However, we should remember that “metaphorical” meant something quite different to Plato and Aristotle and later Greco-European thinkers than it has meant to moderns. Ability in the ikes, Aristotle remarked, shows itself in quickness with metaphor. (Contemporary physicists emphasize the creativity and invention of everyday working science. In many respects, they have modified the classical scientific paradigm already. We may all be on the threshold for a third model.)

Does the mark of real brilliance in the sciences differ fundamentally from what it is in the arts? Certainly, the heuristic methods and standards for testing differ from discipline to discipline. But something perhaps lies under them all. Something sub-stantial. the capacity to invent models deftly and fruitfully, by flexibly employing potential structural analogies and relationships, and intuiting likely symmetries. It lies in the human capacity to invent, apply, test, evaluate, modify, and abandon models, in the course of attempting to trace the elegantly formalizable dynamics of any given kind of thing.
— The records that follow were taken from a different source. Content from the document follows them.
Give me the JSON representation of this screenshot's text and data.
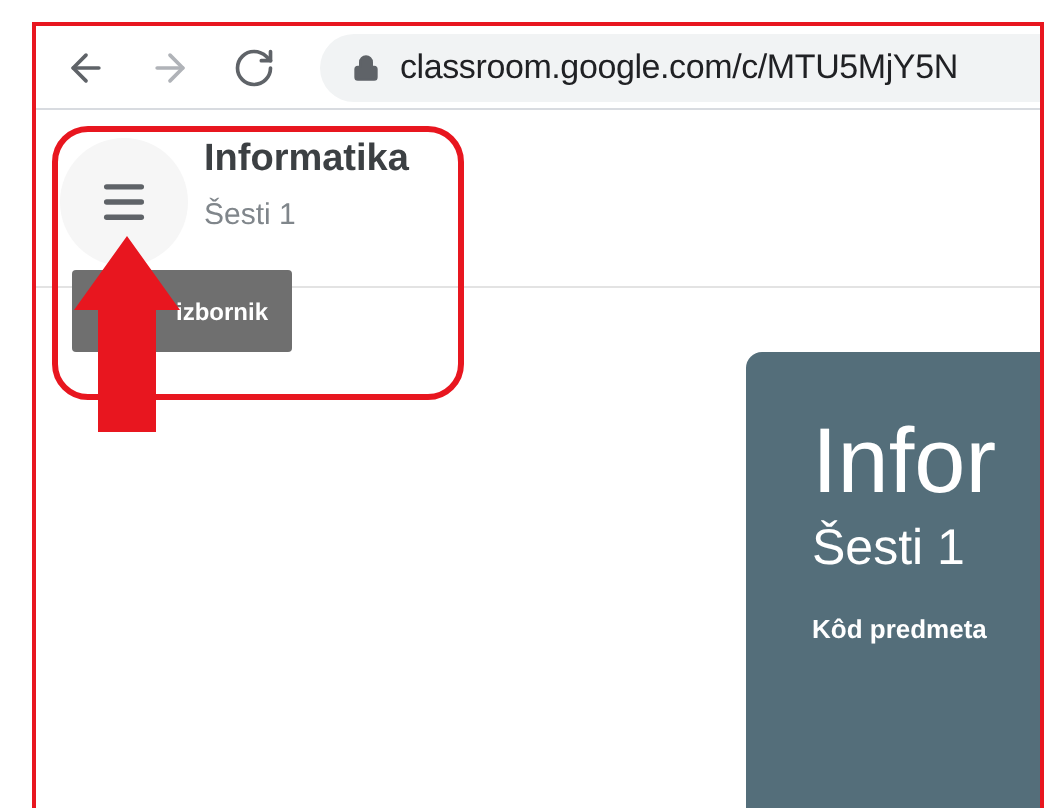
{
  "browser": {
    "url": "classroom.google.com/c/MTU5MjY5N"
  },
  "header": {
    "class_name": "Informatika",
    "section": "Šesti 1"
  },
  "tooltip": {
    "text": "izbornik"
  },
  "banner": {
    "title": "Infor",
    "section": "Šesti 1",
    "class_code_label": "Kôd predmeta"
  }
}
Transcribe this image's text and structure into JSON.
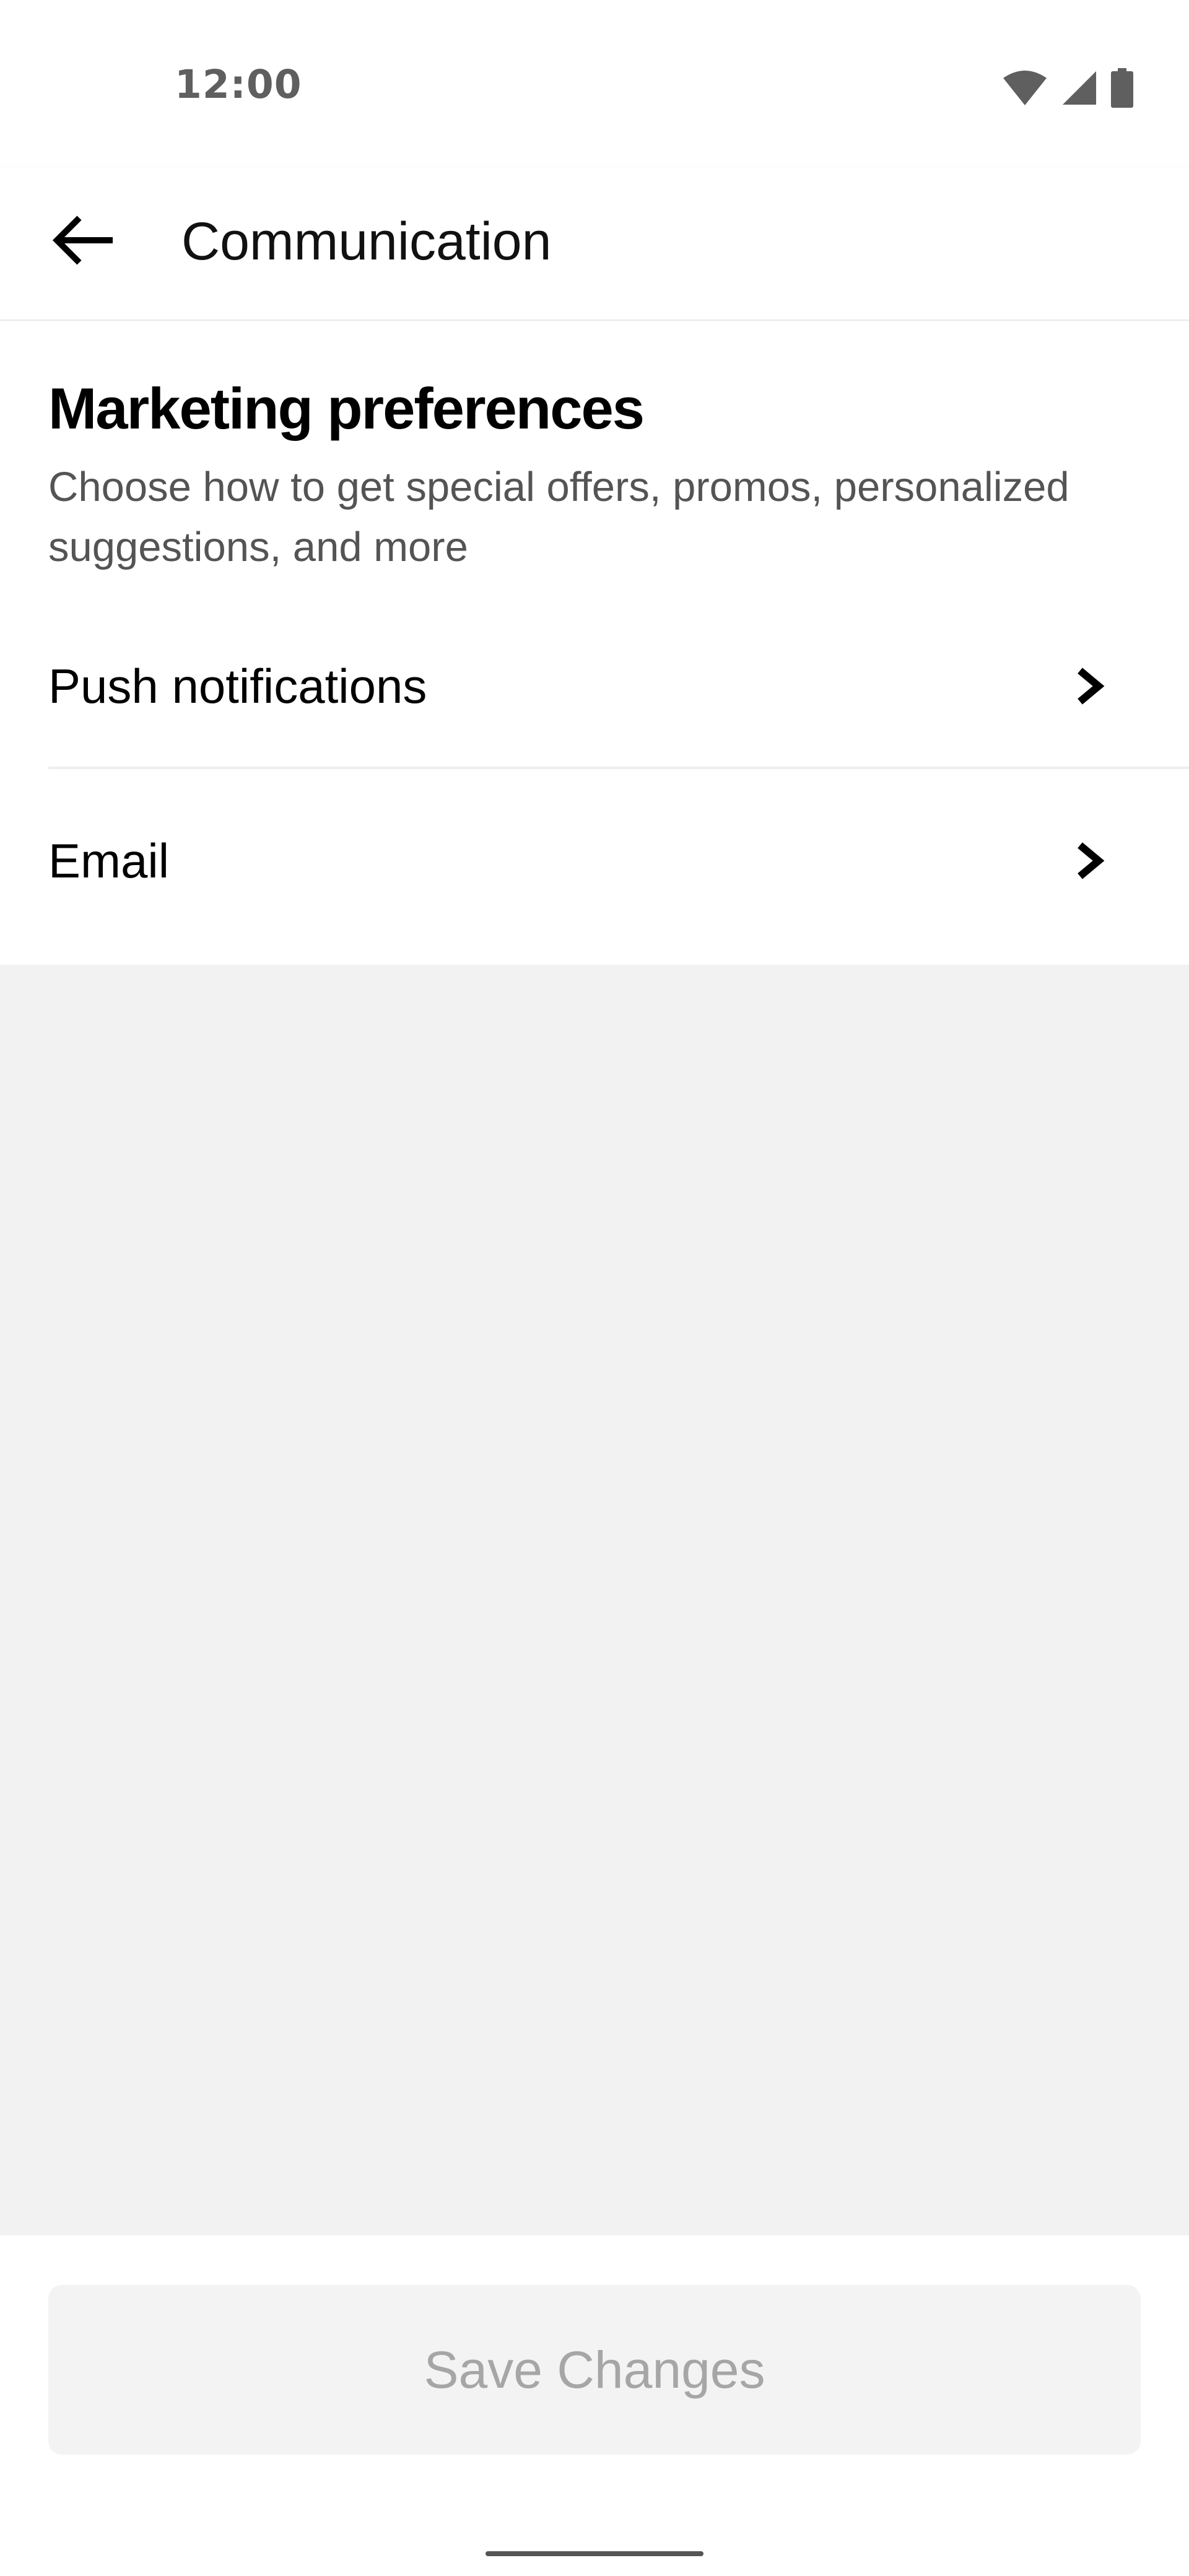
{
  "status_bar": {
    "time": "12:00",
    "icons": [
      "wifi-icon",
      "cell-signal-icon",
      "battery-icon"
    ]
  },
  "app_bar": {
    "title": "Communication",
    "back_icon": "arrow-left-icon"
  },
  "marketing": {
    "title": "Marketing preferences",
    "subtitle": "Choose how to get special offers, promos, personalized suggestions, and more",
    "items": [
      {
        "label": "Push notifications",
        "icon": "chevron-right-icon"
      },
      {
        "label": "Email",
        "icon": "chevron-right-icon"
      }
    ]
  },
  "footer": {
    "save_label": "Save Changes",
    "save_enabled": false
  },
  "colors": {
    "background": "#ffffff",
    "empty_area": "#f2f2f2",
    "subtitle_text": "#545454",
    "disabled_button_bg": "#f3f3f3",
    "disabled_button_text": "#a6a6a6"
  }
}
[I don’t know how much of this current work I’ll be placing here, but I’ll be letting you know where to find it, for certain. I do intend to put more of the literary theory course here, since folks are reading it, and I’m very glad to engage in dialogue about any of this. Those exchanges last summer and fall with the physicists (and biologist) have proved invaluable to me; thank you all so much. My work will be more accurate and appealing across the disciplines because of all the repeated “checks” I’ve experienced here! And all of your “leads” and invaluable links.]